* What you need to do *
Return the lines below in which the string "Download" occurs.

-*-*-

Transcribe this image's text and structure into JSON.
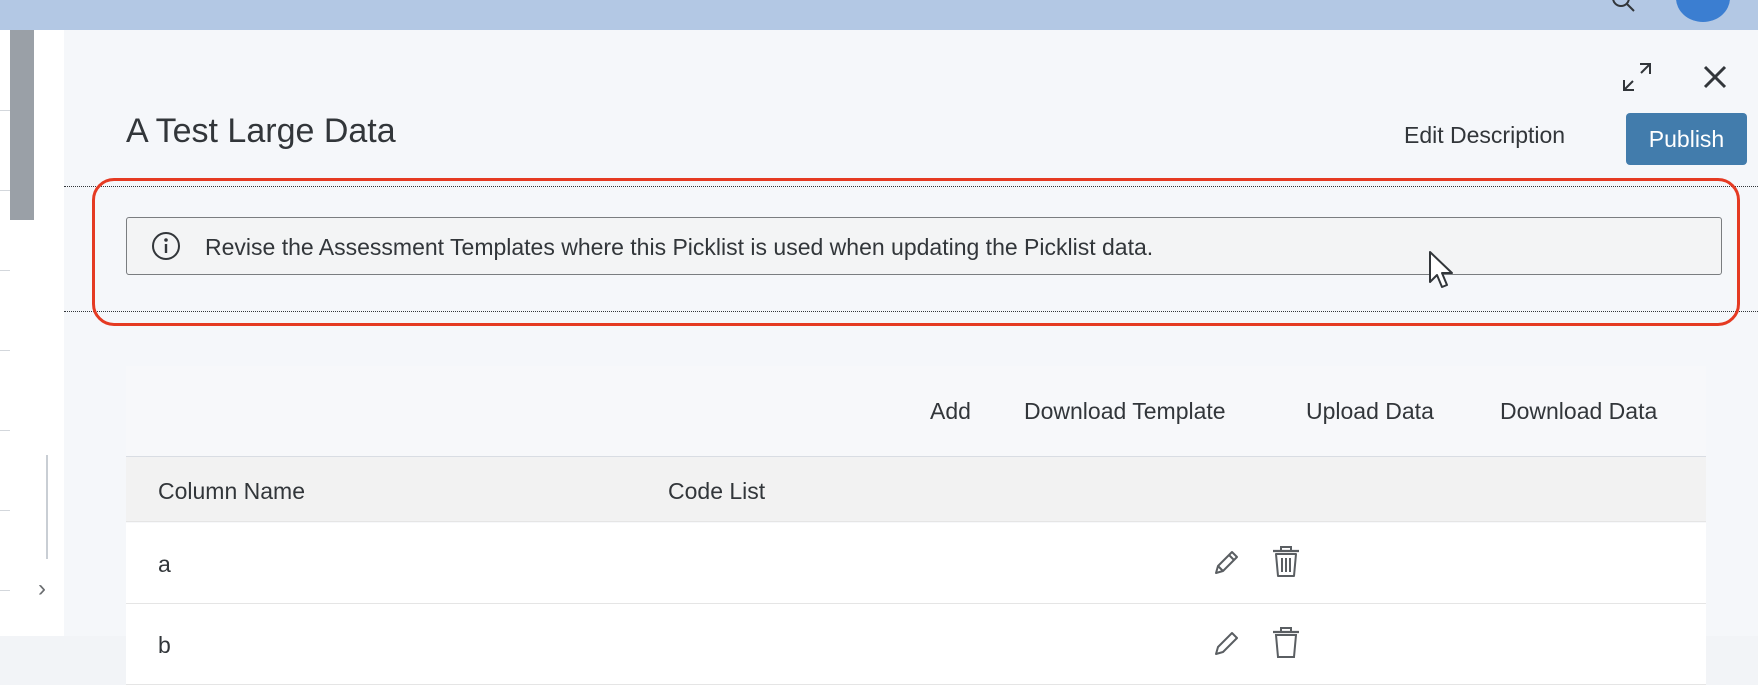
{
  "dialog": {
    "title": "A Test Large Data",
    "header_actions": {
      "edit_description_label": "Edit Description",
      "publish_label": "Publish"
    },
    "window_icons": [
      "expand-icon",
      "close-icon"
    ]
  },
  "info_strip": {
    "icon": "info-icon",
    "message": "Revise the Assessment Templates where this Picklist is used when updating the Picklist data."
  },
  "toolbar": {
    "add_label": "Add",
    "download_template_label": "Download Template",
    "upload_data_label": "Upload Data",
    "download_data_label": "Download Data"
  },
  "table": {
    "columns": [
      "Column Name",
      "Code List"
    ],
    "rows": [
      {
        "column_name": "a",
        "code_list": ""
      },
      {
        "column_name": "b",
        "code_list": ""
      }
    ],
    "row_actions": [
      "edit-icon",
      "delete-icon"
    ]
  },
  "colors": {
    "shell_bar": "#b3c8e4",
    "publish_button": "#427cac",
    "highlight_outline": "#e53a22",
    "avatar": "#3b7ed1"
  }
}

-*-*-

* Task response *
    "download_template_label": "Download Template",
    "download_data_label": "Download Data"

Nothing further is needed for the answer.